Industry concern over access to UK waters

Fishermen are hoping for a 'Sea of Opportunity'.
More white fish were landed in Shetland last year than ever before.

THE FISHING industry has expressed deep concern over EU calls for existing reciprocal access to fishing waters being maintained after Brexit.

Shetland Fishermen’s Association’s Simon Collins said the idea was “completely unacceptable”, while chief executive of the Scottish Fishermen’s Federation Bertie Armstrong added that “this latest gambit must be rejected”.


The call from the EU is featured in new draft proposals for upcoming negotiations as the UK withdraws from the union in 2019.

In a section about working towards a free trade agreement, the EU’s document says “trade in goods, with the aim of covering all sectors, which should be subject to zero tariffs and no quantitative restrictions with appropriate accompanying rules of origin.

“In this context, existing reciprocal access to fishing waters and resources should be maintained.”

The fishing industry is in direct conflict with the isles’ valuable fish farming and seafood processing industry which would hugely benefit form the continuation of tariff free access to its main markets within the EU.
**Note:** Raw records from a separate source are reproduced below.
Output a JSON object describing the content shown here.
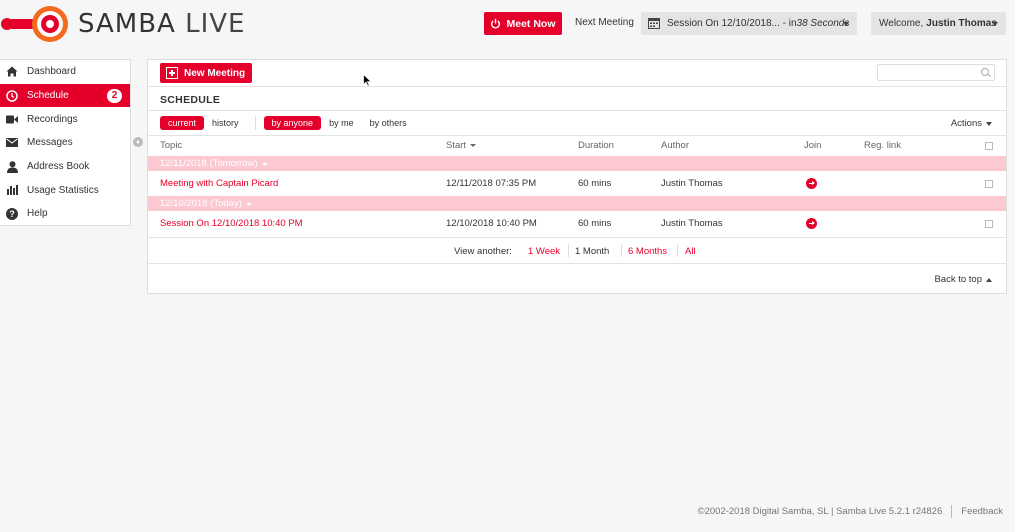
{
  "brand": {
    "name": "SAMBA",
    "suffix": "LIVE",
    "accent": "#e5002b"
  },
  "header": {
    "meet_now": "Meet Now",
    "next_meeting_label": "Next Meeting",
    "next_meeting_title": "Session On 12/10/2018... - in ",
    "next_meeting_countdown": "38 Seconds",
    "welcome_prefix": "Welcome,",
    "user_name": "Justin Thomas"
  },
  "sidebar": {
    "items": [
      {
        "label": "Dashboard",
        "icon": "home-icon"
      },
      {
        "label": "Schedule",
        "icon": "clock-icon",
        "active": true,
        "badge": "2"
      },
      {
        "label": "Recordings",
        "icon": "video-icon"
      },
      {
        "label": "Messages",
        "icon": "envelope-icon"
      },
      {
        "label": "Address Book",
        "icon": "person-icon"
      },
      {
        "label": "Usage Statistics",
        "icon": "bar-chart-icon"
      },
      {
        "label": "Help",
        "icon": "question-icon"
      }
    ]
  },
  "main": {
    "new_meeting": "New Meeting",
    "search_placeholder": "",
    "title": "SCHEDULE",
    "time_filters": [
      "current",
      "history"
    ],
    "owner_filters": [
      "by anyone",
      "by me",
      "by others"
    ],
    "actions": "Actions",
    "columns": {
      "topic": "Topic",
      "start": "Start",
      "duration": "Duration",
      "author": "Author",
      "join": "Join",
      "reg_link": "Reg. link"
    },
    "groups": [
      {
        "label": "12/11/2018 (Tomorrow)",
        "rows": [
          {
            "topic": "Meeting with Captain Picard",
            "start": "12/11/2018 07:35 PM",
            "duration": "60 mins",
            "author": "Justin Thomas"
          }
        ]
      },
      {
        "label": "12/10/2018 (Today)",
        "rows": [
          {
            "topic": "Session On 12/10/2018 10:40 PM",
            "start": "12/10/2018 10:40 PM",
            "duration": "60 mins",
            "author": "Justin Thomas"
          }
        ]
      }
    ],
    "view_another": {
      "label": "View another:",
      "options": [
        "1 Week",
        "1 Month",
        "6 Months",
        "All"
      ],
      "selected": "1 Month"
    },
    "back_to_top": "Back to top"
  },
  "footer": {
    "copyright": "©2002-2018 Digital Samba, SL | Samba Live 5.2.1 r24826",
    "feedback": "Feedback"
  }
}
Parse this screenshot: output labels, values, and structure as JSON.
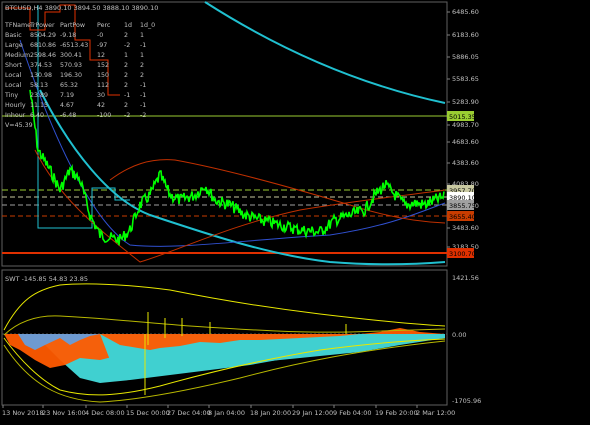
{
  "symbol_header": "BTCUSD,H4  3890.10 3894.50 3888.10 3890.10",
  "table": {
    "headers": [
      "TFName",
      "TrPower",
      "PartPow",
      "Perc",
      "1d",
      "1d_0"
    ],
    "rows": [
      [
        "Basic",
        "8504.29",
        "-9.18",
        "-0",
        "2",
        "1"
      ],
      [
        "Large",
        "6810.86",
        "-6513.43",
        "-97",
        "-2",
        "-1"
      ],
      [
        "Medium",
        "2598.46",
        "300.41",
        "12",
        "1",
        "1"
      ],
      [
        "Short",
        "374.53",
        "570.93",
        "152",
        "2",
        "2"
      ],
      [
        "Local",
        "130.98",
        "196.30",
        "150",
        "2",
        "2"
      ],
      [
        "Local",
        "58.13",
        "65.32",
        "112",
        "2",
        "-1"
      ],
      [
        "Tiny",
        "23.89",
        "7.19",
        "30",
        "-1",
        "-1"
      ],
      [
        "Hourly",
        "11.15",
        "4.67",
        "42",
        "2",
        "-1"
      ],
      [
        "Inhour",
        "6.40",
        "-6.48",
        "-100",
        "-2",
        "-2"
      ]
    ],
    "footer": "V=45.39"
  },
  "price_axis": {
    "ticks": [
      "6485.60",
      "6183.60",
      "5886.05",
      "5583.65",
      "5283.90",
      "4983.70",
      "4683.60",
      "4383.60",
      "4083.80",
      "3783.80",
      "3483.60",
      "3183.50"
    ]
  },
  "price_tags": [
    {
      "label": "5015.35",
      "color": "#9acd32"
    },
    {
      "label": "3957.70",
      "color": "#c8c8a0"
    },
    {
      "label": "3890.10",
      "color": "#ffffff"
    },
    {
      "label": "3855.75",
      "color": "#a0a0a0"
    },
    {
      "label": "3655.40",
      "color": "#c83c00"
    },
    {
      "label": "3100.70",
      "color": "#e03000"
    }
  ],
  "indicator": {
    "label": "SWT -145.85 54.83 23.85",
    "axis": [
      "1421.56",
      "0.00",
      "-1705.96"
    ]
  },
  "time_axis": [
    "13 Nov 2018",
    "23 Nov 16:00",
    "4 Dec 08:00",
    "15 Dec 00:00",
    "27 Dec 04:00",
    "8 Jan 04:00",
    "18 Jan 20:00",
    "29 Jan 12:00",
    "9 Feb 04:00",
    "19 Feb 20:00",
    "2 Mar 12:00"
  ],
  "colors": {
    "bg": "#000000",
    "candles": "#00ff00",
    "cyan": "#20c0d0",
    "orange": "#ff5a00",
    "yellow": "#e8e800",
    "red": "#e03000",
    "text": "#c0c0c0"
  }
}
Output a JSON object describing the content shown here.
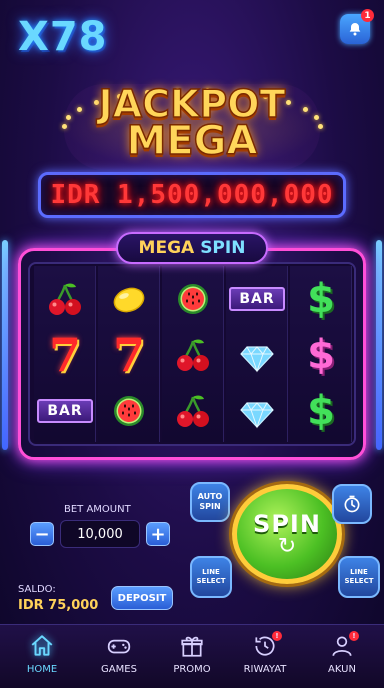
{
  "header": {
    "logo": "X78",
    "notification_badge": "1"
  },
  "jackpot": {
    "line1": "JACKPOT",
    "line2": "MEGA",
    "amount": "IDR 1,500,000,000"
  },
  "mega_spin": {
    "word1": "MEGA",
    "word2": "SPIN"
  },
  "reels": [
    [
      "cherry",
      "seven",
      "bar"
    ],
    [
      "lemon",
      "seven",
      "watermelon"
    ],
    [
      "watermelon",
      "cherry",
      "cherry"
    ],
    [
      "bar",
      "diamond",
      "diamond"
    ],
    [
      "dollar",
      "dollar-pink",
      "dollar"
    ]
  ],
  "symbols": {
    "bar_label": "BAR",
    "seven_label": "7",
    "dollar_label": "$"
  },
  "controls": {
    "bet_label": "BET AMOUNT",
    "bet_value": "10,000",
    "minus": "−",
    "plus": "+",
    "auto_spin_line1": "AUTO",
    "auto_spin_line2": "SPIN",
    "spin_label": "SPIN",
    "line_select_line1": "LINE",
    "line_select_line2": "SELECT"
  },
  "balance": {
    "label": "SALDO:",
    "value": "IDR 75,000",
    "deposit_label": "DEPOSIT"
  },
  "nav": {
    "items": [
      {
        "label": "HOME",
        "icon": "home-icon",
        "active": true
      },
      {
        "label": "GAMES",
        "icon": "gamepad-icon"
      },
      {
        "label": "PROMO",
        "icon": "gift-icon"
      },
      {
        "label": "RIWAYAT",
        "icon": "history-icon",
        "badge": "!"
      },
      {
        "label": "AKUN",
        "icon": "user-icon",
        "badge": "!"
      }
    ]
  },
  "colors": {
    "accent_blue": "#6ad8ff",
    "jackpot_gold": "#ffd65a",
    "led_red": "#ff3838",
    "neon_pink": "#ff4fd8",
    "spin_green": "#4cc024"
  }
}
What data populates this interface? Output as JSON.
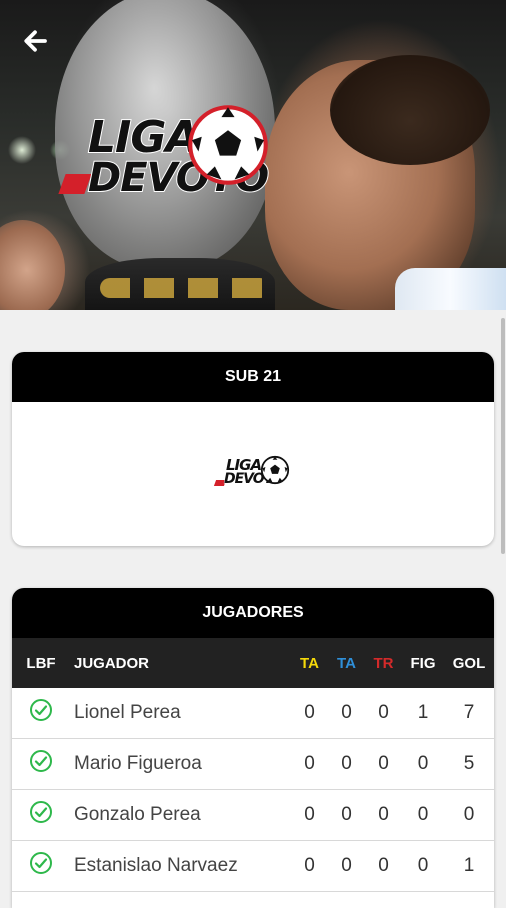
{
  "header": {
    "logo_line1": "LIGA",
    "logo_line2": "DEVOTO"
  },
  "category_card": {
    "title": "SUB 21",
    "logo_line1": "LIGA",
    "logo_line2": "DEVOTO"
  },
  "players_card": {
    "title": "JUGADORES",
    "columns": {
      "lbf": "LBF",
      "jugador": "JUGADOR",
      "ta_yellow": "TA",
      "ta_blue": "TA",
      "tr": "TR",
      "fig": "FIG",
      "gol": "GOL"
    },
    "rows": [
      {
        "name": "Lionel Perea",
        "ta_yellow": "0",
        "ta_blue": "0",
        "tr": "0",
        "fig": "1",
        "gol": "7"
      },
      {
        "name": "Mario Figueroa",
        "ta_yellow": "0",
        "ta_blue": "0",
        "tr": "0",
        "fig": "0",
        "gol": "5"
      },
      {
        "name": "Gonzalo Perea",
        "ta_yellow": "0",
        "ta_blue": "0",
        "tr": "0",
        "fig": "0",
        "gol": "0"
      },
      {
        "name": "Estanislao Narvaez",
        "ta_yellow": "0",
        "ta_blue": "0",
        "tr": "0",
        "fig": "0",
        "gol": "1"
      }
    ]
  },
  "colors": {
    "ta_yellow": "#f5d90a",
    "ta_blue": "#2f8fd8",
    "tr_red": "#d42a2a",
    "check_green": "#2eb84b",
    "accent_red": "#d4202a"
  },
  "icons": {
    "back": "arrow-left-icon",
    "check": "check-circle-icon",
    "ball": "soccer-ball-icon"
  }
}
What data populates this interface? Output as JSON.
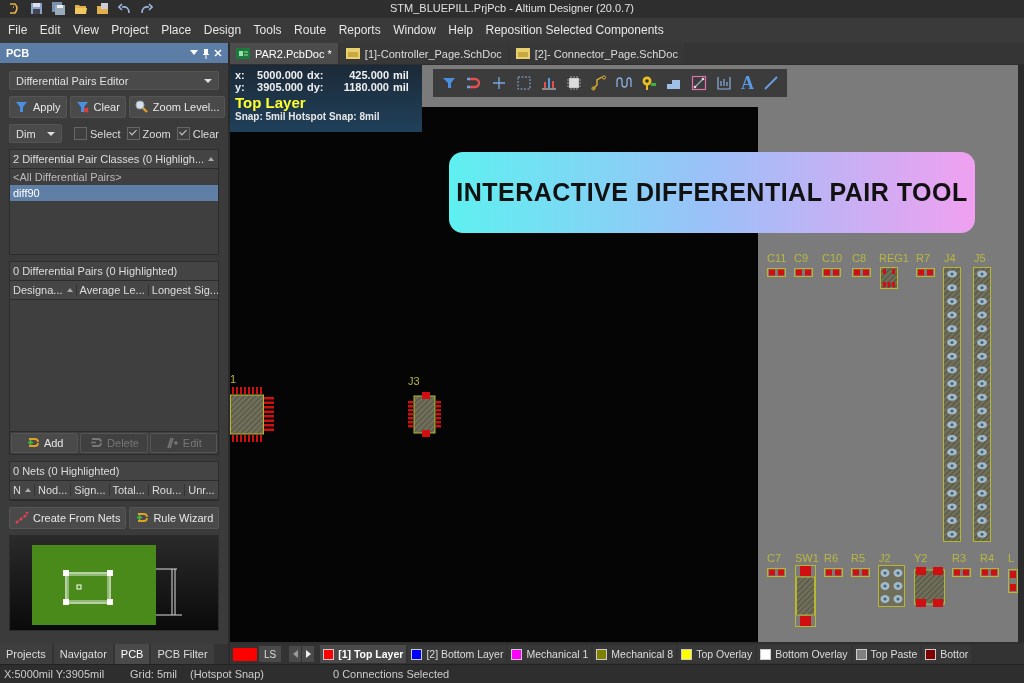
{
  "title_bar": {
    "title": "STM_BLUEPILL.PrjPcb - Altium Designer (20.0.7)"
  },
  "menu": [
    "File",
    "Edit",
    "View",
    "Project",
    "Place",
    "Design",
    "Tools",
    "Route",
    "Reports",
    "Window",
    "Help",
    "Reposition Selected Components"
  ],
  "panel": {
    "title": "PCB",
    "mode": "Differential Pairs Editor",
    "filter_buttons": [
      {
        "kind": "apply",
        "label": "Apply"
      },
      {
        "kind": "clear",
        "label": "Clear"
      },
      {
        "kind": "zoom",
        "label": "Zoom Level..."
      }
    ],
    "highlight_mode": "Dim",
    "options": [
      {
        "label": "Select",
        "checked": false
      },
      {
        "label": "Zoom",
        "checked": true
      },
      {
        "label": "Clear",
        "checked": true
      }
    ],
    "classes": {
      "header": "2 Differential Pair Classes (0 Highligh...",
      "items": [
        {
          "label": "<All Differential Pairs>",
          "selected": false
        },
        {
          "label": "diff90",
          "selected": true
        }
      ]
    },
    "pairs": {
      "header": "0 Differential Pairs (0 Highlighted)",
      "columns": [
        "Designa...",
        "Average Le...",
        "Longest Sig..."
      ]
    },
    "pair_buttons": [
      {
        "kind": "add",
        "label": "Add",
        "disabled": false
      },
      {
        "kind": "delete",
        "label": "Delete",
        "disabled": true
      },
      {
        "kind": "edit",
        "label": "Edit",
        "disabled": true
      }
    ],
    "nets": {
      "header": "0 Nets (0 Highlighted)",
      "columns": [
        "N",
        "Nod...",
        "Sign...",
        "Total...",
        "Rou...",
        "Unr..."
      ]
    },
    "net_buttons": [
      {
        "kind": "nets",
        "label": "Create From Nets"
      },
      {
        "kind": "wizard",
        "label": "Rule Wizard"
      }
    ],
    "tabs": [
      {
        "label": "Projects",
        "selected": false
      },
      {
        "label": "Navigator",
        "selected": false
      },
      {
        "label": "PCB",
        "selected": true
      },
      {
        "label": "PCB Filter",
        "selected": false
      }
    ]
  },
  "document_tabs": [
    {
      "kind": "pcb",
      "label": "PAR2.PcbDoc *",
      "selected": true
    },
    {
      "kind": "sch",
      "label": "[1]-Controller_Page.SchDoc",
      "selected": false
    },
    {
      "kind": "sch",
      "label": "[2]- Connector_Page.SchDoc",
      "selected": false
    }
  ],
  "hud": {
    "rows": [
      [
        "x:",
        "5000.000",
        "dx:",
        "425.000",
        "mil"
      ],
      [
        "y:",
        "3905.000",
        "dy:",
        "1180.000",
        "mil"
      ]
    ],
    "layer": "Top Layer",
    "snap": "Snap: 5mil Hotspot Snap: 8mil"
  },
  "toolbar": [
    {
      "kind": "filter"
    },
    {
      "kind": "magnet"
    },
    {
      "kind": "cross"
    },
    {
      "kind": "select"
    },
    {
      "kind": "chart"
    },
    {
      "kind": "chip"
    },
    {
      "kind": "route"
    },
    {
      "kind": "wave"
    },
    {
      "kind": "pin"
    },
    {
      "kind": "steps"
    },
    {
      "kind": "box"
    },
    {
      "kind": "graph"
    },
    {
      "kind": "text",
      "label": "A"
    },
    {
      "kind": "line"
    }
  ],
  "banner": {
    "text": "INTERACTIVE DIFFERENTIAL PAIR TOOL"
  },
  "components": [
    {
      "designator": "1",
      "kind": "qfp"
    },
    {
      "designator": "J3",
      "kind": "soic"
    },
    {
      "designator": "C11",
      "kind": "chip"
    },
    {
      "designator": "C9",
      "kind": "chip"
    },
    {
      "designator": "C10",
      "kind": "chip"
    },
    {
      "designator": "C8",
      "kind": "chip"
    },
    {
      "designator": "REG1",
      "kind": "reg"
    },
    {
      "designator": "R7",
      "kind": "chip"
    },
    {
      "designator": "J4",
      "kind": "header"
    },
    {
      "designator": "J5",
      "kind": "header"
    },
    {
      "designator": "C7",
      "kind": "chip"
    },
    {
      "designator": "SW1",
      "kind": "switch"
    },
    {
      "designator": "R6",
      "kind": "chip"
    },
    {
      "designator": "R5",
      "kind": "chip"
    },
    {
      "designator": "J2",
      "kind": "pinblock"
    },
    {
      "designator": "Y2",
      "kind": "crystal"
    },
    {
      "designator": "R3",
      "kind": "chip"
    },
    {
      "designator": "R4",
      "kind": "chip"
    },
    {
      "designator": "L",
      "kind": "vchip"
    }
  ],
  "layers": {
    "set": "LS",
    "items": [
      {
        "label": "[1] Top Layer",
        "color": "#ff0000",
        "selected": true
      },
      {
        "label": "[2] Bottom Layer",
        "color": "#0000ff",
        "selected": false
      },
      {
        "label": "Mechanical 1",
        "color": "#ff00ff",
        "selected": false
      },
      {
        "label": "Mechanical 8",
        "color": "#808000",
        "selected": false
      },
      {
        "label": "Top Overlay",
        "color": "#ffff00",
        "selected": false
      },
      {
        "label": "Bottom Overlay",
        "color": "#ffffff",
        "selected": false
      },
      {
        "label": "Top Paste",
        "color": "#808080",
        "selected": false
      },
      {
        "label": "Bottor",
        "color": "#800000",
        "selected": false
      }
    ]
  },
  "status_bar": {
    "position": "X:5000mil Y:3905mil",
    "grid": "Grid: 5mil",
    "snap": "(Hotspot Snap)",
    "selection": "0 Connections Selected"
  }
}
Earlier this week the value of the local seafood industry was estimated to be in excess of £400 million.

The UK government meanwhile maintains that the country will leave the EU’s Common Fisheries Policy and regain control over its waters after Brexit, and it said future arrangements are to be negotiated with the EU.

Collins however said that maintaining the status quo would not work for the industry as UK fishermen are catching less than half of the fish in their country’s waters.


“What we want is to take control of our waters upon Brexit, and use that control to manage our seas better and to obtain fairer shares of quotas for our fishermen. Nothing more, nothing less.

“The point is that once we leave the EU it then becomes us, the UK, to decide who fishes in our waters, when, and for what and for how long. That’s entirely normal outside the EU.

“I’m astonished that the EU parliament should decide anything else makes sense. It’s an absurd position to start from.”

Armstrong said: “There cannot be ‘fairer shares’ for our fishing communities if we maintain existing reciprocal access.

“This latest gambit must be rejected. When we leave the EU we leave the Common Fisheries Policy and assume our rightful place at the table as a coastal state. Each year we will then decide who catches what, where and when.

“The days of the EU taking 60 per cent of our fish are coming to an end. The sea of opportunity is within reach.”